▶ EXERCISE DETAILS:
Retype the whole listing exactly.

▶ DATA TO EXAMINE:
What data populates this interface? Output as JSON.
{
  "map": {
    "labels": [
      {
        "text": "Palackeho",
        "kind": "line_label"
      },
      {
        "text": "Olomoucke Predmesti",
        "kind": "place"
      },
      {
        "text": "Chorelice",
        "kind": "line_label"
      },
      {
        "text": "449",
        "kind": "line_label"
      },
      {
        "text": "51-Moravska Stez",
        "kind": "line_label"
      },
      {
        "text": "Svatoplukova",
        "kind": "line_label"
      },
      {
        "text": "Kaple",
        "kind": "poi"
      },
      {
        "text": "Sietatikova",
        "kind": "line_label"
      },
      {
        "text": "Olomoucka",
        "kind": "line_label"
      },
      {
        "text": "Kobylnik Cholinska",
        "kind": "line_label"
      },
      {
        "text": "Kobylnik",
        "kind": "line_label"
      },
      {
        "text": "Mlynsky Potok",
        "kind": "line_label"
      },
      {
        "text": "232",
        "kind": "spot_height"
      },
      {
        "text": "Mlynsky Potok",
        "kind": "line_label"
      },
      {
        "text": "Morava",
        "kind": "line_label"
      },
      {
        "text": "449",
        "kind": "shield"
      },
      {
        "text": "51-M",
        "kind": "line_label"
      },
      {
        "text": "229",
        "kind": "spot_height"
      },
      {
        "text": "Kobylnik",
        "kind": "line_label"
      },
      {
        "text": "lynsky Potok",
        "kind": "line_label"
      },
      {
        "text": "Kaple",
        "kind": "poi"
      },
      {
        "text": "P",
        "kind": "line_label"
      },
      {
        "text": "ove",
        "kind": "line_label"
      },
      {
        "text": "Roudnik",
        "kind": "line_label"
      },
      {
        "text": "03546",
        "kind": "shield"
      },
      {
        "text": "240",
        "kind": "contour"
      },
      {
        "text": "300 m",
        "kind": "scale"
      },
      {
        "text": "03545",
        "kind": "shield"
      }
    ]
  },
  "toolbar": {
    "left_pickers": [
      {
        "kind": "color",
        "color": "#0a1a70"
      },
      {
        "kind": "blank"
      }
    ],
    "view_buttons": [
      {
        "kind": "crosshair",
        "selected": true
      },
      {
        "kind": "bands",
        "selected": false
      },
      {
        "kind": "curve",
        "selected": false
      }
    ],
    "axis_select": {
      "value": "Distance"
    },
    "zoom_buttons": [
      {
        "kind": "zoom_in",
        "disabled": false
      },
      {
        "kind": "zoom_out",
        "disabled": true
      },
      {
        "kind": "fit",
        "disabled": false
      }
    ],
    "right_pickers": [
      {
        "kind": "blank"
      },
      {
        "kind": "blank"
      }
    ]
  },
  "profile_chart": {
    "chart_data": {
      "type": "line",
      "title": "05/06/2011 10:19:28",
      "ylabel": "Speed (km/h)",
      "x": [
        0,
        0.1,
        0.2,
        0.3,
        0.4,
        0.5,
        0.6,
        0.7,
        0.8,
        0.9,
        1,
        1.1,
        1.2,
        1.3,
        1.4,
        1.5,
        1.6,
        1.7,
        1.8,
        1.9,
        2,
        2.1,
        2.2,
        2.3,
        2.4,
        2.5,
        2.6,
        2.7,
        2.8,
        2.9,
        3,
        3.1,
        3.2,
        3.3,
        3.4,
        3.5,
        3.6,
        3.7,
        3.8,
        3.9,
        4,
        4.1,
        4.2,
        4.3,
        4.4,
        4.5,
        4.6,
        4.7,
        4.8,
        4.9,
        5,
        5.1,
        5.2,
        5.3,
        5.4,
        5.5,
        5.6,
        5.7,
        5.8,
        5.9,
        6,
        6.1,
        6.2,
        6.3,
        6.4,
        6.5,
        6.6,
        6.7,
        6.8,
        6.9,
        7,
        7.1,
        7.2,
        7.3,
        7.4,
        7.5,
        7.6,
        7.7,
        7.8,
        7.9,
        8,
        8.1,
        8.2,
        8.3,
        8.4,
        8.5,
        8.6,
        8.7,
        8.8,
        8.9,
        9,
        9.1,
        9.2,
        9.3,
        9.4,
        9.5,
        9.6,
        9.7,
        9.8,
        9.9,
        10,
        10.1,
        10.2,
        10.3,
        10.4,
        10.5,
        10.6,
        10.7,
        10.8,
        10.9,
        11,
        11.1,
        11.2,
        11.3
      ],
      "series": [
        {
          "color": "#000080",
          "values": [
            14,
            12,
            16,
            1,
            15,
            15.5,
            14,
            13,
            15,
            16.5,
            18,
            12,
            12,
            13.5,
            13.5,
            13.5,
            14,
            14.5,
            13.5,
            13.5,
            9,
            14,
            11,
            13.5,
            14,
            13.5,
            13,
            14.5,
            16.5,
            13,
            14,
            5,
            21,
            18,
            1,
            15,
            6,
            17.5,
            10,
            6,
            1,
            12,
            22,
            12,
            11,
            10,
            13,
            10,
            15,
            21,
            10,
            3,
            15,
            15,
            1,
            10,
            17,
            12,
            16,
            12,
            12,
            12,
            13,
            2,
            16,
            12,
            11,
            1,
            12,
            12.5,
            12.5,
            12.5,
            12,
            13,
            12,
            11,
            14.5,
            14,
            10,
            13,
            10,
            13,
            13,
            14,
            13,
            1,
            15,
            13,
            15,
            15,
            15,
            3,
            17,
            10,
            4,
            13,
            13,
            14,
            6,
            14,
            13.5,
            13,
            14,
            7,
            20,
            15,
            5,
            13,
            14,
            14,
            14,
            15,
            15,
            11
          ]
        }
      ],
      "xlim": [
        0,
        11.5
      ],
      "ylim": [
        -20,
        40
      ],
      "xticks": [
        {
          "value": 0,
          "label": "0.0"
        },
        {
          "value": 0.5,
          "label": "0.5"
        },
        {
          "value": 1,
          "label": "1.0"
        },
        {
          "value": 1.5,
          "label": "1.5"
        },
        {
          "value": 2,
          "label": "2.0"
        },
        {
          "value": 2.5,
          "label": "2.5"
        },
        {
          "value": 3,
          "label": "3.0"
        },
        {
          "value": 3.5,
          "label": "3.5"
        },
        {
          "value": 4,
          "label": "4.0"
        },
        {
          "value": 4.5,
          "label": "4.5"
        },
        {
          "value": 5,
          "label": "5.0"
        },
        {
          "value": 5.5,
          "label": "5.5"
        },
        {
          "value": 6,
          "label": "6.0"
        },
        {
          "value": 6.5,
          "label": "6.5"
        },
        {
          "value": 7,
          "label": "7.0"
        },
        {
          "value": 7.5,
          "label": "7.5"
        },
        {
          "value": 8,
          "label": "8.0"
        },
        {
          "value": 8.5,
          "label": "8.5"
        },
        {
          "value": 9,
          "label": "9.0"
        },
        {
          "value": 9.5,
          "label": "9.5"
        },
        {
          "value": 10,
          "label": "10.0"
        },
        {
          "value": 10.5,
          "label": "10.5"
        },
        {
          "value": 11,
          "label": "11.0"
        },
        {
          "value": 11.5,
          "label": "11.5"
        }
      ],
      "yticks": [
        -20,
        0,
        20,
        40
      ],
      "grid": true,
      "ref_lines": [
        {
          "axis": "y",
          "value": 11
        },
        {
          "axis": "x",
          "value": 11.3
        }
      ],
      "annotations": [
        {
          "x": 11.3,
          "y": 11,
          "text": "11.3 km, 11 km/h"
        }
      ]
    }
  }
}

▶ PROBLEM SOLUTION:
What data populates this interface? Output as JSON.
{
  "map": {
    "labels": [
      {
        "text": "Palackeho",
        "kind": "line_label"
      },
      {
        "text": "Olomoucke Predmesti",
        "kind": "place"
      },
      {
        "text": "Chorelice",
        "kind": "line_label"
      },
      {
        "text": "449",
        "kind": "line_label"
      },
      {
        "text": "51-Moravska Stez",
        "kind": "line_label"
      },
      {
        "text": "Svatoplukova",
        "kind": "line_label"
      },
      {
        "text": "Kaple",
        "kind": "poi"
      },
      {
        "text": "Sietatikova",
        "kind": "line_label"
      },
      {
        "text": "Olomoucka",
        "kind": "line_label"
      },
      {
        "text": "Kobylnik Cholinska",
        "kind": "line_label"
      },
      {
        "text": "Kobylnik",
        "kind": "line_label"
      },
      {
        "text": "Mlynsky Potok",
        "kind": "line_label"
      },
      {
        "text": "232",
        "kind": "spot_height"
      },
      {
        "text": "Mlynsky Potok",
        "kind": "line_label"
      },
      {
        "text": "Morava",
        "kind": "line_label"
      },
      {
        "text": "449",
        "kind": "shield"
      },
      {
        "text": "51-M",
        "kind": "line_label"
      },
      {
        "text": "229",
        "kind": "spot_height"
      },
      {
        "text": "Kobylnik",
        "kind": "line_label"
      },
      {
        "text": "lynsky Potok",
        "kind": "line_label"
      },
      {
        "text": "Kaple",
        "kind": "poi"
      },
      {
        "text": "P",
        "kind": "line_label"
      },
      {
        "text": "ove",
        "kind": "line_label"
      },
      {
        "text": "Roudnik",
        "kind": "line_label"
      },
      {
        "text": "03546",
        "kind": "shield"
      },
      {
        "text": "240",
        "kind": "contour"
      },
      {
        "text": "300 m",
        "kind": "scale"
      },
      {
        "text": "03545",
        "kind": "shield"
      }
    ]
  },
  "toolbar": {
    "left_pickers": [
      {
        "kind": "color",
        "color": "#0a1a70"
      },
      {
        "kind": "blank"
      }
    ],
    "view_buttons": [
      {
        "kind": "crosshair",
        "selected": true
      },
      {
        "kind": "bands",
        "selected": false
      },
      {
        "kind": "curve",
        "selected": false
      }
    ],
    "axis_select": {
      "value": "Distance"
    },
    "zoom_buttons": [
      {
        "kind": "zoom_in",
        "disabled": false
      },
      {
        "kind": "zoom_out",
        "disabled": true
      },
      {
        "kind": "fit",
        "disabled": false
      }
    ],
    "right_pickers": [
      {
        "kind": "blank"
      },
      {
        "kind": "blank"
      }
    ]
  },
  "profile_chart": {
    "chart_data": {
      "type": "line",
      "title": "05/06/2011 10:19:28",
      "ylabel": "Speed (km/h)",
      "x": [
        0,
        0.1,
        0.2,
        0.3,
        0.4,
        0.5,
        0.6,
        0.7,
        0.8,
        0.9,
        1,
        1.1,
        1.2,
        1.3,
        1.4,
        1.5,
        1.6,
        1.7,
        1.8,
        1.9,
        2,
        2.1,
        2.2,
        2.3,
        2.4,
        2.5,
        2.6,
        2.7,
        2.8,
        2.9,
        3,
        3.1,
        3.2,
        3.3,
        3.4,
        3.5,
        3.6,
        3.7,
        3.8,
        3.9,
        4,
        4.1,
        4.2,
        4.3,
        4.4,
        4.5,
        4.6,
        4.7,
        4.8,
        4.9,
        5,
        5.1,
        5.2,
        5.3,
        5.4,
        5.5,
        5.6,
        5.7,
        5.8,
        5.9,
        6,
        6.1,
        6.2,
        6.3,
        6.4,
        6.5,
        6.6,
        6.7,
        6.8,
        6.9,
        7,
        7.1,
        7.2,
        7.3,
        7.4,
        7.5,
        7.6,
        7.7,
        7.8,
        7.9,
        8,
        8.1,
        8.2,
        8.3,
        8.4,
        8.5,
        8.6,
        8.7,
        8.8,
        8.9,
        9,
        9.1,
        9.2,
        9.3,
        9.4,
        9.5,
        9.6,
        9.7,
        9.8,
        9.9,
        10,
        10.1,
        10.2,
        10.3,
        10.4,
        10.5,
        10.6,
        10.7,
        10.8,
        10.9,
        11,
        11.1,
        11.2,
        11.3
      ],
      "series": [
        {
          "color": "#000080",
          "values": [
            14,
            12,
            16,
            1,
            15,
            15.5,
            14,
            13,
            15,
            16.5,
            18,
            12,
            12,
            13.5,
            13.5,
            13.5,
            14,
            14.5,
            13.5,
            13.5,
            9,
            14,
            11,
            13.5,
            14,
            13.5,
            13,
            14.5,
            16.5,
            13,
            14,
            5,
            21,
            18,
            1,
            15,
            6,
            17.5,
            10,
            6,
            1,
            12,
            22,
            12,
            11,
            10,
            13,
            10,
            15,
            21,
            10,
            3,
            15,
            15,
            1,
            10,
            17,
            12,
            16,
            12,
            12,
            12,
            13,
            2,
            16,
            12,
            11,
            1,
            12,
            12.5,
            12.5,
            12.5,
            12,
            13,
            12,
            11,
            14.5,
            14,
            10,
            13,
            10,
            13,
            13,
            14,
            13,
            1,
            15,
            13,
            15,
            15,
            15,
            3,
            17,
            10,
            4,
            13,
            13,
            14,
            6,
            14,
            13.5,
            13,
            14,
            7,
            20,
            15,
            5,
            13,
            14,
            14,
            14,
            15,
            15,
            11
          ]
        }
      ],
      "xlim": [
        0,
        11.5
      ],
      "ylim": [
        -20,
        40
      ],
      "xticks": [
        {
          "value": 0,
          "label": "0.0"
        },
        {
          "value": 0.5,
          "label": "0.5"
        },
        {
          "value": 1,
          "label": "1.0"
        },
        {
          "value": 1.5,
          "label": "1.5"
        },
        {
          "value": 2,
          "label": "2.0"
        },
        {
          "value": 2.5,
          "label": "2.5"
        },
        {
          "value": 3,
          "label": "3.0"
        },
        {
          "value": 3.5,
          "label": "3.5"
        },
        {
          "value": 4,
          "label": "4.0"
        },
        {
          "value": 4.5,
          "label": "4.5"
        },
        {
          "value": 5,
          "label": "5.0"
        },
        {
          "value": 5.5,
          "label": "5.5"
        },
        {
          "value": 6,
          "label": "6.0"
        },
        {
          "value": 6.5,
          "label": "6.5"
        },
        {
          "value": 7,
          "label": "7.0"
        },
        {
          "value": 7.5,
          "label": "7.5"
        },
        {
          "value": 8,
          "label": "8.0"
        },
        {
          "value": 8.5,
          "label": "8.5"
        },
        {
          "value": 9,
          "label": "9.0"
        },
        {
          "value": 9.5,
          "label": "9.5"
        },
        {
          "value": 10,
          "label": "10.0"
        },
        {
          "value": 10.5,
          "label": "10.5"
        },
        {
          "value": 11,
          "label": "11.0"
        },
        {
          "value": 11.5,
          "label": "11.5"
        }
      ],
      "yticks": [
        -20,
        0,
        20,
        40
      ],
      "grid": true,
      "ref_lines": [
        {
          "axis": "y",
          "value": 11
        },
        {
          "axis": "x",
          "value": 11.3
        }
      ],
      "annotations": [
        {
          "x": 11.3,
          "y": 11,
          "text": "11.3 km, 11 km/h"
        }
      ]
    }
  }
}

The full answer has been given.